Departing for Tbilisi afterward, Saakashvili seemed optimistic. “During the visit I was convinced that the South Ossetians cannot hope for Russian help. Just as Georgia does not interfere in Russian affairs, Russia would not interfere in Georgian” domestic issues, Saakashvili told journalists. He added that a special operation is planned in one of the Georgian regions in the immediate future (TV-Imedi, TV-Rustavi-2, June 3; Inter Press, June 4; Akhali Taoba, June 5).

Saakashvili likely was responding a statement made two days earlier by Kokoiti, who claimed to have reliable information that Georgia planned to invade the breakaway region no later than July 7 or 8. Earlier Saakashvili had responded to similar statements by the South Ossetian party with a public pledge that Georgia would never use military force against South Ossetia, because “The residents of the region are our fellow citizens.” Moreover, Saakashvili offered South Ossetia greater autonomy within Georgia, in fact more leeway than North Ossetia enjoys in Russia. The South Ossetian Minister of Extraordinary Affairs, Boris Chochiev, turned down Saakashvili’s offer, saying South Ossetia still pins its hopes on Russian protection. (, July 1). Then in a July 2 interview with Imedi-TV, Saakashvili back-pedalled, saying that Georgia would use military force if confronted by a fatal threat to the country’s territorial integrity. Over the next few days Saakashvili conspicuously and continuously mentioned the increasing combat readiness of the Georgian armed forces.

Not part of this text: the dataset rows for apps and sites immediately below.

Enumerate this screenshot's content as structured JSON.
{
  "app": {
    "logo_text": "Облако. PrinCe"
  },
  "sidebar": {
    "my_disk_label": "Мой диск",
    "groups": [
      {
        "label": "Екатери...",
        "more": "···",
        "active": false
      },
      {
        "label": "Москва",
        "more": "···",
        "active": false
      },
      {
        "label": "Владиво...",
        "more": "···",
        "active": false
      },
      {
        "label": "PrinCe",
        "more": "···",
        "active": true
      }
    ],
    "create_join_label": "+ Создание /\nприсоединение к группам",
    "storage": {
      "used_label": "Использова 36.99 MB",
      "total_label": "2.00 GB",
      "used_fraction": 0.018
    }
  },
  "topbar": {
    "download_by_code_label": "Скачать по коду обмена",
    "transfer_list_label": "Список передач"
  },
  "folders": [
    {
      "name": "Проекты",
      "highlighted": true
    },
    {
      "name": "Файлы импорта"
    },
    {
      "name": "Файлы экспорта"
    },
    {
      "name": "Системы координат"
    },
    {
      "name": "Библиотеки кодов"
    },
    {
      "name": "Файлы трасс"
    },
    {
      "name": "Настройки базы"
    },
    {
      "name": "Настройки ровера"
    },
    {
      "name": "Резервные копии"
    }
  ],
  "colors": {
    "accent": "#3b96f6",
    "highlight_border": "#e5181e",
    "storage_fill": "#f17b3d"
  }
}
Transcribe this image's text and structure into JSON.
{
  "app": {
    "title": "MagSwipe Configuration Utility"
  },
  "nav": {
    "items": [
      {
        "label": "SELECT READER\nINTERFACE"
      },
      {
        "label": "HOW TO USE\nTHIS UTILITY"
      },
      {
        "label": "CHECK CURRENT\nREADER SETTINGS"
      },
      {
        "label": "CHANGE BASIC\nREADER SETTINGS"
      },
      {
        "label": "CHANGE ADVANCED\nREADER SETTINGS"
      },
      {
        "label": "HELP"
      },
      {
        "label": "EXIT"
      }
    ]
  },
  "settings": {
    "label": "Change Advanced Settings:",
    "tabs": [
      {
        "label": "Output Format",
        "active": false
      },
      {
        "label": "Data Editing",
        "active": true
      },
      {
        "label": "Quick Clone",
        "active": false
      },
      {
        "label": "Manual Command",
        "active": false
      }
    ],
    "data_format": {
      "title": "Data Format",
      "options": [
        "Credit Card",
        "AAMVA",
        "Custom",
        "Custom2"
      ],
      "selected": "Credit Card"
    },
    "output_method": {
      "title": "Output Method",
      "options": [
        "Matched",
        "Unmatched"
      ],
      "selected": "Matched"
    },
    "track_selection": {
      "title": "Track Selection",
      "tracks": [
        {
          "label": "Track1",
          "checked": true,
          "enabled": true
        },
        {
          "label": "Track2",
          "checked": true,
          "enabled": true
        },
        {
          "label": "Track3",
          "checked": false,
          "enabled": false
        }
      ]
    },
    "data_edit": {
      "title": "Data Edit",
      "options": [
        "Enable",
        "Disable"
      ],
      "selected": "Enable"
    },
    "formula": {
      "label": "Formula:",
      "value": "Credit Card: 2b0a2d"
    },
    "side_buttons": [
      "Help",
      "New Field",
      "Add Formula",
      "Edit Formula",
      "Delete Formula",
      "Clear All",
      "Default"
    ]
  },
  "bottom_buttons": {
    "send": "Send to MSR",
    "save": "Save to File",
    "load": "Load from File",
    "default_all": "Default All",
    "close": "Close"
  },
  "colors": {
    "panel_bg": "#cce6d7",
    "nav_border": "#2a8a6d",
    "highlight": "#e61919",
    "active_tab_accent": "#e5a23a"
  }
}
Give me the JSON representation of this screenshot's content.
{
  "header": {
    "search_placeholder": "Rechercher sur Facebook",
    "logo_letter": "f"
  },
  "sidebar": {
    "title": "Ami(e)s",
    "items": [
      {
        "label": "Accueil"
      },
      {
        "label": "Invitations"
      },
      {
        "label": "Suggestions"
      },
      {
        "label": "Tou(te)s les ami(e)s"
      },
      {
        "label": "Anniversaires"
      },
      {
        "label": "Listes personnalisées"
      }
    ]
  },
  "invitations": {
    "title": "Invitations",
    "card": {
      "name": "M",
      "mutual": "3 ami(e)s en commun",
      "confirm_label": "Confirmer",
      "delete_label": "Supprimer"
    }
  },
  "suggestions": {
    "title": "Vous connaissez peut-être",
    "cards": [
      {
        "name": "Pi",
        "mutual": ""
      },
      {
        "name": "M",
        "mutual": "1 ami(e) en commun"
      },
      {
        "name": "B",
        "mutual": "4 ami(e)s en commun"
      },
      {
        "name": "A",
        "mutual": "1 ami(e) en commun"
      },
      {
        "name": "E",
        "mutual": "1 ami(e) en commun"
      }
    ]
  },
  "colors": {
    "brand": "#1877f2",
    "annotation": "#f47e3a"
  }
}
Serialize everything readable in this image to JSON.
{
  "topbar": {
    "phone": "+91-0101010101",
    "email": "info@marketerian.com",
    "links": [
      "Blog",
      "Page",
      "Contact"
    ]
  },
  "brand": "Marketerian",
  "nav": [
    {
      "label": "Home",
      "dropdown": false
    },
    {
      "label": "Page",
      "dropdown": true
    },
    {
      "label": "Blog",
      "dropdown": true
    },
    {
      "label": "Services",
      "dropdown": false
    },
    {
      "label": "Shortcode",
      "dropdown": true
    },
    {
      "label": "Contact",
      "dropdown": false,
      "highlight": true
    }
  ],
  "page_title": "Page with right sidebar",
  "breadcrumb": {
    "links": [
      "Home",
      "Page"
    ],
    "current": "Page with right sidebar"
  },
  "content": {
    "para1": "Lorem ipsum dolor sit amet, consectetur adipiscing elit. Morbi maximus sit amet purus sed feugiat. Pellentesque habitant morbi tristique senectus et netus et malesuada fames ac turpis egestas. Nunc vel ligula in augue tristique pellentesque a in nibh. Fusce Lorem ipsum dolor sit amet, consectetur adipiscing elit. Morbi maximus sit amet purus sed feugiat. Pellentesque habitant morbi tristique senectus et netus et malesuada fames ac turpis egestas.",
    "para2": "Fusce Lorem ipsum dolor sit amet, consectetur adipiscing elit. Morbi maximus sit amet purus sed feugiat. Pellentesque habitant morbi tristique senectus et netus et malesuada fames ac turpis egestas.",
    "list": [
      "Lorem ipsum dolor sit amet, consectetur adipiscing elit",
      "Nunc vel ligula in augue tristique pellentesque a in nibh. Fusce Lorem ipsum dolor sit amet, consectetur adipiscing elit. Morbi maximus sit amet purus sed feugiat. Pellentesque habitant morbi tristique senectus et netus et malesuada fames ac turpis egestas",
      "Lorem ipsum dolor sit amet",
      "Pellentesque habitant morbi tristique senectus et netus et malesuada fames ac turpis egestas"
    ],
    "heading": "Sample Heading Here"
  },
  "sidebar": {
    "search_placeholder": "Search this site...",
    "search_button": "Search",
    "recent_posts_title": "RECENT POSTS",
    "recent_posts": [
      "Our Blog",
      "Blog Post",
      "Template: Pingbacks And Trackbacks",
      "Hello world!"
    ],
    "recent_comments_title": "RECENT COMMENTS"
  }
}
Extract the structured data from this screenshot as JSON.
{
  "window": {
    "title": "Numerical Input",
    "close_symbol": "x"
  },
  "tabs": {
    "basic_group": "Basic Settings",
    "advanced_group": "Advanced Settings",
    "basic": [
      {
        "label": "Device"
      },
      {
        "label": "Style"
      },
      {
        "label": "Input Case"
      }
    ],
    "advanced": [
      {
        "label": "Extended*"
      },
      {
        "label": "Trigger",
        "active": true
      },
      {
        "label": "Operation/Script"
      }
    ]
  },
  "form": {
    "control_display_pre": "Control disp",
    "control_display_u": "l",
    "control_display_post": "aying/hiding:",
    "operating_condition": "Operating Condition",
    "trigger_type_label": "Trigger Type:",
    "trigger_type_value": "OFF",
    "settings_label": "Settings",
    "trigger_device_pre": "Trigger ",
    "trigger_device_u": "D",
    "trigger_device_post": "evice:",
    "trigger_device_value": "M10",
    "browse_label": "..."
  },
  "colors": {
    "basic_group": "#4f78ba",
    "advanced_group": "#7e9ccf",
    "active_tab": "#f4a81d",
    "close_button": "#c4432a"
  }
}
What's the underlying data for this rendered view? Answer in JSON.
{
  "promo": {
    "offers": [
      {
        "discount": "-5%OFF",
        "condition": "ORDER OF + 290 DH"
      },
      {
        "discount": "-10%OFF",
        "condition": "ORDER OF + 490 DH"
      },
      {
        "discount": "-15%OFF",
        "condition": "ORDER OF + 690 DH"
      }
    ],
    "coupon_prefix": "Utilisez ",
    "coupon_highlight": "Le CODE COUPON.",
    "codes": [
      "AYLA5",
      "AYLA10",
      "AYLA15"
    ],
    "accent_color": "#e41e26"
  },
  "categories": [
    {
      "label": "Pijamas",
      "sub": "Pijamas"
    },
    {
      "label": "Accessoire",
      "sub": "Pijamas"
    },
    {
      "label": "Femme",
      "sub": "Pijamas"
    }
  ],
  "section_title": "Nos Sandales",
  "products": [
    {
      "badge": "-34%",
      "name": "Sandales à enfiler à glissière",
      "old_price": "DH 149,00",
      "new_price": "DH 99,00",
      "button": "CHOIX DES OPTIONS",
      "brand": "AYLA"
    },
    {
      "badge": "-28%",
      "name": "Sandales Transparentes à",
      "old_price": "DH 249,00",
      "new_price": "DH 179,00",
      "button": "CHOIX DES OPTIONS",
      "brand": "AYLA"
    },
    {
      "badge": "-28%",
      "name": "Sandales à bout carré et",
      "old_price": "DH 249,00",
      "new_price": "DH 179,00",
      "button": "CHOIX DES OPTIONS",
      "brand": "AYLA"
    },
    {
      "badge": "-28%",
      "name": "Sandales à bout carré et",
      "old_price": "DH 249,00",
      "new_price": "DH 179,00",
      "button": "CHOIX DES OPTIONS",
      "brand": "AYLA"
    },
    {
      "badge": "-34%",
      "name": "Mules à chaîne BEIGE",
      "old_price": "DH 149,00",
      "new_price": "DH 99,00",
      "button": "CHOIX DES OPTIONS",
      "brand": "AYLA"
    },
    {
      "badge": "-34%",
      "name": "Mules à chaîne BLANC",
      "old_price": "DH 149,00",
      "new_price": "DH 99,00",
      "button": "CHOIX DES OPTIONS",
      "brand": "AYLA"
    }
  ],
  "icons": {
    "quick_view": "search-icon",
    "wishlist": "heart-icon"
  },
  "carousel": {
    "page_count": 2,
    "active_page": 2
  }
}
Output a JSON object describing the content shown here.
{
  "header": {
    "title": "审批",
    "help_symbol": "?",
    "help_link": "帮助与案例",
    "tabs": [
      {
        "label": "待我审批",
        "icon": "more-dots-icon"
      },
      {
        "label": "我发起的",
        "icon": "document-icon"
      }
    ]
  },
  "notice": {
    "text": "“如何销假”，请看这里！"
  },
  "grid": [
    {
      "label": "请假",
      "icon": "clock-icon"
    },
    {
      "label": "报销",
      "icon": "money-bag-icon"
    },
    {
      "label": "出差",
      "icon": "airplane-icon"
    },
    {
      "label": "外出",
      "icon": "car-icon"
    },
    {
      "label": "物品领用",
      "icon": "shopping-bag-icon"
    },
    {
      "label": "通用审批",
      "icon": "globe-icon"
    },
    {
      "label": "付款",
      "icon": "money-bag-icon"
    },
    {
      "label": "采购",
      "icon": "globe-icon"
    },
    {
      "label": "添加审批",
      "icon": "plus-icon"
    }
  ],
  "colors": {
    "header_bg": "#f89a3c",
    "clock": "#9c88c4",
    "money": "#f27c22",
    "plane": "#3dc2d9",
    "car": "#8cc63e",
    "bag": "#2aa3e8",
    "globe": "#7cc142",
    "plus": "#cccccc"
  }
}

Tskhinvali took note of Tbilisi’s efforts to “crack the whip.” On July 3, the South Ossetian separatists unexpectedly released three employees of the Georgian Security Ministry who had been arrested on June 28 for allegedly gathering information in South Ossetian territory. The South Ossetian rebels explained that gesture as “an expression of a good will” (Civil Georgia, June 3), although they had previously vowed to hold the officers pending a complete investigation. Georgian officials had refused to negotiate with the South Ossetians until the security officials were released and had warned that it might conduct a special operation to free them (Media News, June 4).

As a result of the standoff, Tbilisi cancelled a scheduled July meeting of the tripartite Mixed Control Commission (MCC) in Moscow. Symptomatically, the cancelled talks bothered the Russian and Ossetian parties more than the Georgian. The Georgian State Minister for Separatist Conflicts, Giorgi Khaindrava, replied, “It doesn’t make sense to make a tragedy of the fact that the planned Mixed Control Commission meeting did not take place,” (Itar-Tass, RIA, July 1). The South Ossetian party considered this statement to be oblique evidence of Georgia’s intention to retake the region by military force (,, July 2).

On July 5, the European Union’s Special Representative for the South Caucasus, Heikki Talvitie, met with Kokoiti in Tskhinvali. According to Talvitie, “My point was that they [authorities in South Ossetia] should respect Georgia’s territorial integrity, but still make their own way of life there. There should be a compromise between these two very valuable principles — Georgia’s territorial integrity and the self-determination of the Ossetian people” (Civil Georgia, July 6). He hailed the Georgian government’s humanitarian aid initiative. “But they [authorities in South Ossetia] are very much afraid. They do not have much trust in the Georgian aid,” Talvitie added.

It remains to be seen what promises, if any, Putin made to Saakashvili regarding South Ossetia. How the situation plays out will likely set the pattern for Russian-Georgian relations and Moscow’s policies in the South Caucasus in the visible future. So far, the Russian Foreign Ministry continues to toe the same line, calling for Georgian territorial integrity, South Ossetian self-determination, and strong warnings about the grave consequences for Georgia should military force be used (Itar-Tass, Interpress,, July 1-2).